Exercise goal: Your answer should repeat every line of the records below in which the word "kind" appears.

Data about app and page elements:
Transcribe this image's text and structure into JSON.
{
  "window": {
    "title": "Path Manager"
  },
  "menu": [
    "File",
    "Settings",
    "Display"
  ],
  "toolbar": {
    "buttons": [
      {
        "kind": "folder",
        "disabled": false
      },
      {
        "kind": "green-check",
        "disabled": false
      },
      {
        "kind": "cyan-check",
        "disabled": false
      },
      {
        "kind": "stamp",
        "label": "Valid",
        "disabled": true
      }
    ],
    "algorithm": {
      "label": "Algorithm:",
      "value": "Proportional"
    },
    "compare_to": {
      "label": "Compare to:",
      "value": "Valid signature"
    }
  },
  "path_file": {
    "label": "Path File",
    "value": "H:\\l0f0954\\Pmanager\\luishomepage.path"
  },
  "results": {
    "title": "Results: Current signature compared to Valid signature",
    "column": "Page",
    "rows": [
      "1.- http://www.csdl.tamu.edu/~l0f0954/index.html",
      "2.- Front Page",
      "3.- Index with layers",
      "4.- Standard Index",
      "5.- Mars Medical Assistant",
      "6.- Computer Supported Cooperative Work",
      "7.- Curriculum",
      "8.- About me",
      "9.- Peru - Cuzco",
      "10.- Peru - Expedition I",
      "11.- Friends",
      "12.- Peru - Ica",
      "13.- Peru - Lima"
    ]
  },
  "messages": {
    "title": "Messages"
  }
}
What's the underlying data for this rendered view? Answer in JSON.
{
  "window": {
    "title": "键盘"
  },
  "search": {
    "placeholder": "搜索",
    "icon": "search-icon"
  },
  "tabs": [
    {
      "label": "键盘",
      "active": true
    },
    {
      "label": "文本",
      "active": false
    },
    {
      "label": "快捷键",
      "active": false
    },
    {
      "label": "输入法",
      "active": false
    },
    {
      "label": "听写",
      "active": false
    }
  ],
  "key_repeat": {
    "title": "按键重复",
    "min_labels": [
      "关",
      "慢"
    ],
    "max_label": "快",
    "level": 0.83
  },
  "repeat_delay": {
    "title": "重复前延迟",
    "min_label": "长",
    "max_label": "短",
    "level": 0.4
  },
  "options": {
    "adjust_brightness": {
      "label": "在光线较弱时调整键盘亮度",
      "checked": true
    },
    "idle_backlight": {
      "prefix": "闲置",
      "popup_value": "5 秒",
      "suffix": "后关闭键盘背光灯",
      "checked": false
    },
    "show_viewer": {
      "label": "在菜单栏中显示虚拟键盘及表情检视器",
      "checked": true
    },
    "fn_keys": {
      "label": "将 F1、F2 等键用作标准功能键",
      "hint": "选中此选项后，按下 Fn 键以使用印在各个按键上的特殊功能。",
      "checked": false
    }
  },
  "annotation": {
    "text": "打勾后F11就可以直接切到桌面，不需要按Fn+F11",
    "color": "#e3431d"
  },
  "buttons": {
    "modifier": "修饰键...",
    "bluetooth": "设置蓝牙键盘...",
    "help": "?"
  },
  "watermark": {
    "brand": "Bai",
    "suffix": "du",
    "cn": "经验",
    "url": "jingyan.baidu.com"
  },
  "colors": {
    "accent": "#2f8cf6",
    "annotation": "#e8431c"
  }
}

Reply to the exercise:
        "kind": "folder",
        "kind": "green-check",
        "kind": "cyan-check",
        "kind": "stamp",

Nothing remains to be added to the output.